(Data excerpts)
┄┄┄┄┄┄┄┄┄┄┄┄┄┄┄┄┄┄┄┄
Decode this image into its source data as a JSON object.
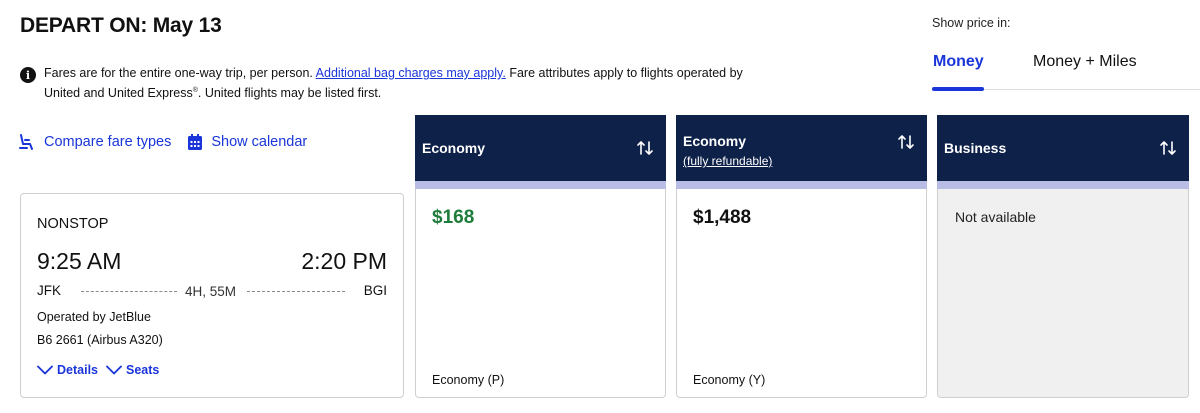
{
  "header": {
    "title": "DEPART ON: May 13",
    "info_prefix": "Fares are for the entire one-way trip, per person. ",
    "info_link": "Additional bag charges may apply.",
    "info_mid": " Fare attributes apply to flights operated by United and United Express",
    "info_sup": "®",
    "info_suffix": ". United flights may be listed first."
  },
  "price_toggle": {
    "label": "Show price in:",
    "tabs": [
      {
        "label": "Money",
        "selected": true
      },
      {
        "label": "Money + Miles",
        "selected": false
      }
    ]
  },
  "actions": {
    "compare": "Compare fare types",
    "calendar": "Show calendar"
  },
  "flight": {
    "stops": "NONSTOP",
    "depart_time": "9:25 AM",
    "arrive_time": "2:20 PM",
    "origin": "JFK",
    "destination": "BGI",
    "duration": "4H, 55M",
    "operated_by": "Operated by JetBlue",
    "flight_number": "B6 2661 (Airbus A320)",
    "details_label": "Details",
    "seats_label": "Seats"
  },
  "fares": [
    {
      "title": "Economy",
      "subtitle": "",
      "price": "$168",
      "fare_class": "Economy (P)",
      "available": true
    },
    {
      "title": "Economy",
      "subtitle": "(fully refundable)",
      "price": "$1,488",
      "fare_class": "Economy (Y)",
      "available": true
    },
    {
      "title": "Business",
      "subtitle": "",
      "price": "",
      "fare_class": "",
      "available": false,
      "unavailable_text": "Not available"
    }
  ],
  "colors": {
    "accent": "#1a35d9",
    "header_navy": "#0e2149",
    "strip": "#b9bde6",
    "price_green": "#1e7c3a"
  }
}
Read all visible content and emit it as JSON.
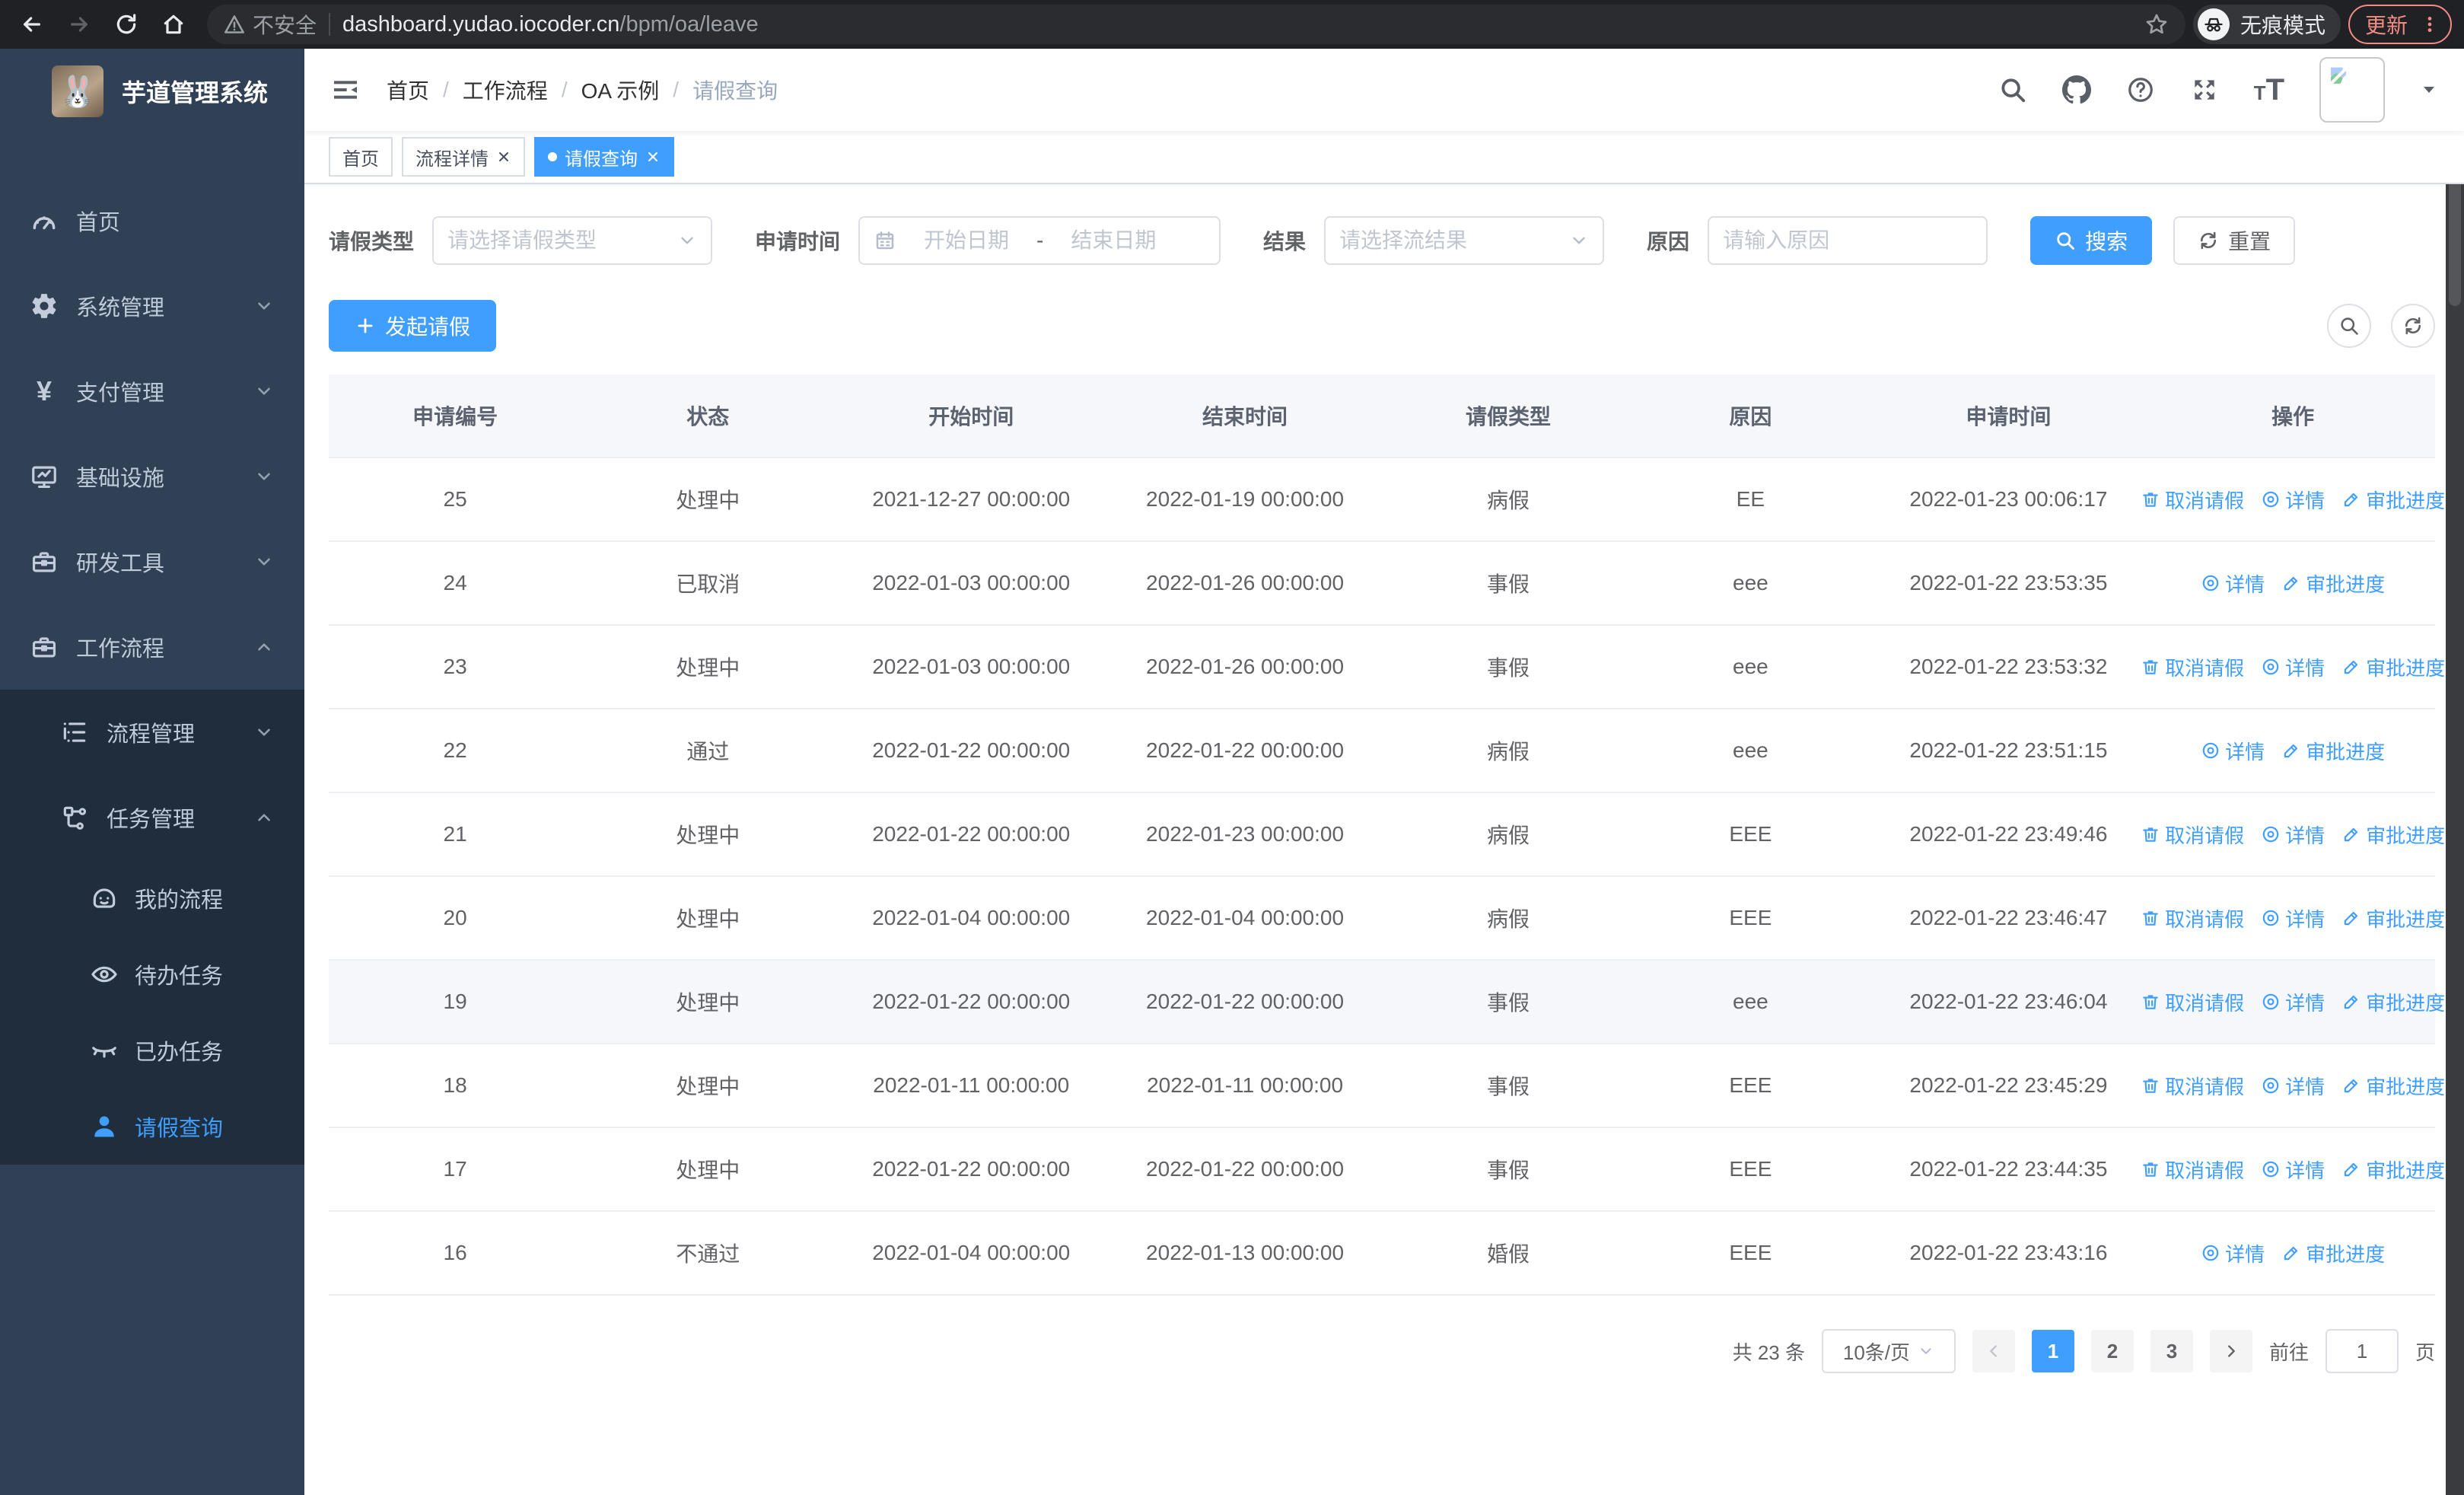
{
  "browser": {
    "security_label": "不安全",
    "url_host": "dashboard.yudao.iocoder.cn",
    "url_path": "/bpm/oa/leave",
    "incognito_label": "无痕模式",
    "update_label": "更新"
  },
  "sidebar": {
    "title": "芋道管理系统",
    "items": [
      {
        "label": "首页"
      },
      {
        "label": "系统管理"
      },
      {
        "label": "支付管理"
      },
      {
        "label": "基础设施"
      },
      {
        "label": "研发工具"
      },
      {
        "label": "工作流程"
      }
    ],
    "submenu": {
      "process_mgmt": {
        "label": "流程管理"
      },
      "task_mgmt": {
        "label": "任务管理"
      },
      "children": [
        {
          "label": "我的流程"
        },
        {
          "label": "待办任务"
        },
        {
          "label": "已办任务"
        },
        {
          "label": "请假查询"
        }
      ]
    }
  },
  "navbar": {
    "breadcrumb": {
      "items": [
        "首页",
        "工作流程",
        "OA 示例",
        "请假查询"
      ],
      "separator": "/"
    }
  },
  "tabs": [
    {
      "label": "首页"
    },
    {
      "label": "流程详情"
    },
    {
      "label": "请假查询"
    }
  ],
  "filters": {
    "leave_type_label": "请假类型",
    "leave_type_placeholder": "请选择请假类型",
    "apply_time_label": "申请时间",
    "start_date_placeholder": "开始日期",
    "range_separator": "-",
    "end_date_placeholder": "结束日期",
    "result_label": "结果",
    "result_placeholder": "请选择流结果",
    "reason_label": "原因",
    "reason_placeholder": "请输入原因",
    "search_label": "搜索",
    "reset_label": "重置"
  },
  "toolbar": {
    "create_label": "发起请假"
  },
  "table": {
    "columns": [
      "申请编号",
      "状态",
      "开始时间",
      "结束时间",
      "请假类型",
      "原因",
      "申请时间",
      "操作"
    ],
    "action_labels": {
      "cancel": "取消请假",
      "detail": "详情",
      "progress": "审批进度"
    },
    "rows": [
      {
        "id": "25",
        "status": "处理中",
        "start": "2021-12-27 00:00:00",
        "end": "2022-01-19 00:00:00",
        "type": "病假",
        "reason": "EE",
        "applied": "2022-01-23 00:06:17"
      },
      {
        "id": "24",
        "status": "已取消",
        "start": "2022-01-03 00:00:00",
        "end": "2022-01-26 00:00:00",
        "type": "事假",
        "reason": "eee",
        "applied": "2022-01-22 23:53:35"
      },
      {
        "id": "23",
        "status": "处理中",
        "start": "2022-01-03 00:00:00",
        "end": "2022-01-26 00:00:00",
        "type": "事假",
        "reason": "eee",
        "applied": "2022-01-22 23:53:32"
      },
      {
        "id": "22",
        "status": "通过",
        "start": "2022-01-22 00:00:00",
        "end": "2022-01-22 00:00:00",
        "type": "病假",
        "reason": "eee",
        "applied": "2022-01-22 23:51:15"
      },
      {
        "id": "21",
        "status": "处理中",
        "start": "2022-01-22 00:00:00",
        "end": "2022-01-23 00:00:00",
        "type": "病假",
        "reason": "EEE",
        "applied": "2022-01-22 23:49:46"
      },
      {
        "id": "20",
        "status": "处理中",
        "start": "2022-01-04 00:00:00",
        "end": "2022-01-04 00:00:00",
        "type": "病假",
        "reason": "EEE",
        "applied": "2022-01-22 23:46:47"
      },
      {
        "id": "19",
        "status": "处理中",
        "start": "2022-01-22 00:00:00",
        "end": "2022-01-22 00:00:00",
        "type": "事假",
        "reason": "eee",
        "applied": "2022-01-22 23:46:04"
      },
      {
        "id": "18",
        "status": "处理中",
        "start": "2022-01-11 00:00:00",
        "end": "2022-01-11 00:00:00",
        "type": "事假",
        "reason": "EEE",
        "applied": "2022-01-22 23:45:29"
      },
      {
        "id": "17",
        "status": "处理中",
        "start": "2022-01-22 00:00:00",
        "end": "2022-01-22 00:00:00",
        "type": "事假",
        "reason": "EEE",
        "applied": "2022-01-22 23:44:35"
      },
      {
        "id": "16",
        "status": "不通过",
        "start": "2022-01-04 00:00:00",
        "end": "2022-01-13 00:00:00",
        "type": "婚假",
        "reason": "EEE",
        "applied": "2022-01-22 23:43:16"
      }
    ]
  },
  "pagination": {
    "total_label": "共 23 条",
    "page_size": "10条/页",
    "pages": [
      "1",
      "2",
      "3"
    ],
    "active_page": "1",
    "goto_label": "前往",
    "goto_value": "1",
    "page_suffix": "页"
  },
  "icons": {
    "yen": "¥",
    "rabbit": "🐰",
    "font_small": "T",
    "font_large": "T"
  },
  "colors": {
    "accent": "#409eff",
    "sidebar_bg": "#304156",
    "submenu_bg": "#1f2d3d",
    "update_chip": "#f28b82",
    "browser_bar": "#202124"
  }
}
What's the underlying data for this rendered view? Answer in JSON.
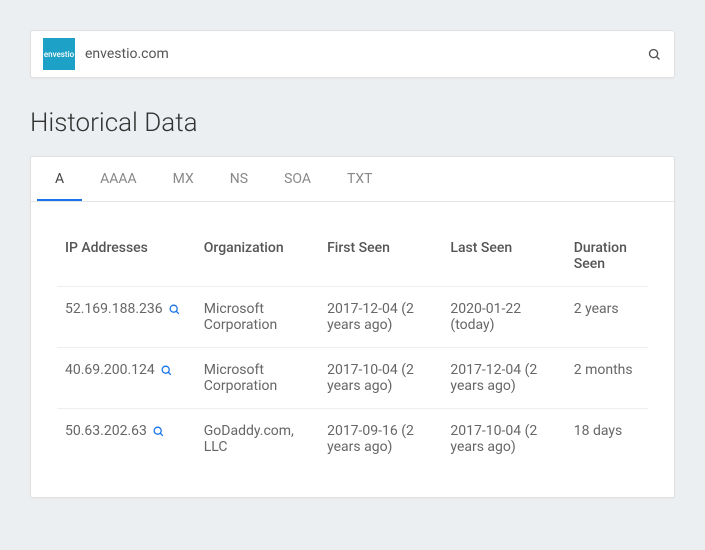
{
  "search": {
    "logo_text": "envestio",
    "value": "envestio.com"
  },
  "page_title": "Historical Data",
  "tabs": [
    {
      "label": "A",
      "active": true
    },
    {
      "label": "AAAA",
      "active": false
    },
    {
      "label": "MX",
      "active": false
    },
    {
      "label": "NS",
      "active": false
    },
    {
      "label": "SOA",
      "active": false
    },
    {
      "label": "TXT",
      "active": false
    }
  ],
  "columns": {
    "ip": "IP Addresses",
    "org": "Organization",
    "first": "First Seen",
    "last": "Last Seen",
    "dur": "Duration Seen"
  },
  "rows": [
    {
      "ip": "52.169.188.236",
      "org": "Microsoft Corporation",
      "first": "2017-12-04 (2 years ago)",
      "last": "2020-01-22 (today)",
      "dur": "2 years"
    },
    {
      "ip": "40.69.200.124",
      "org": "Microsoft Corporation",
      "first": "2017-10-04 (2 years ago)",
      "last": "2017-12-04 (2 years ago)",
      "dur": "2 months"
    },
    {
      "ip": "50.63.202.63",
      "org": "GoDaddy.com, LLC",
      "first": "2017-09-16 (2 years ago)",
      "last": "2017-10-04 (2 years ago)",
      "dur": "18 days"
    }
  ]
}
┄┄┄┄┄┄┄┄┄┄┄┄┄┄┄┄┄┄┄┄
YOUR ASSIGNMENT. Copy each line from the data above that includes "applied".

TASK OUTPUT.
        "applied": "2022-01-23 00:06:17"
        "applied": "2022-01-22 23:53:35"
        "applied": "2022-01-22 23:53:32"
        "applied": "2022-01-22 23:51:15"
        "applied": "2022-01-22 23:49:46"
        "applied": "2022-01-22 23:46:47"
        "applied": "2022-01-22 23:46:04"
        "applied": "2022-01-22 23:45:29"
        "applied": "2022-01-22 23:44:35"
        "applied": "2022-01-22 23:43:16"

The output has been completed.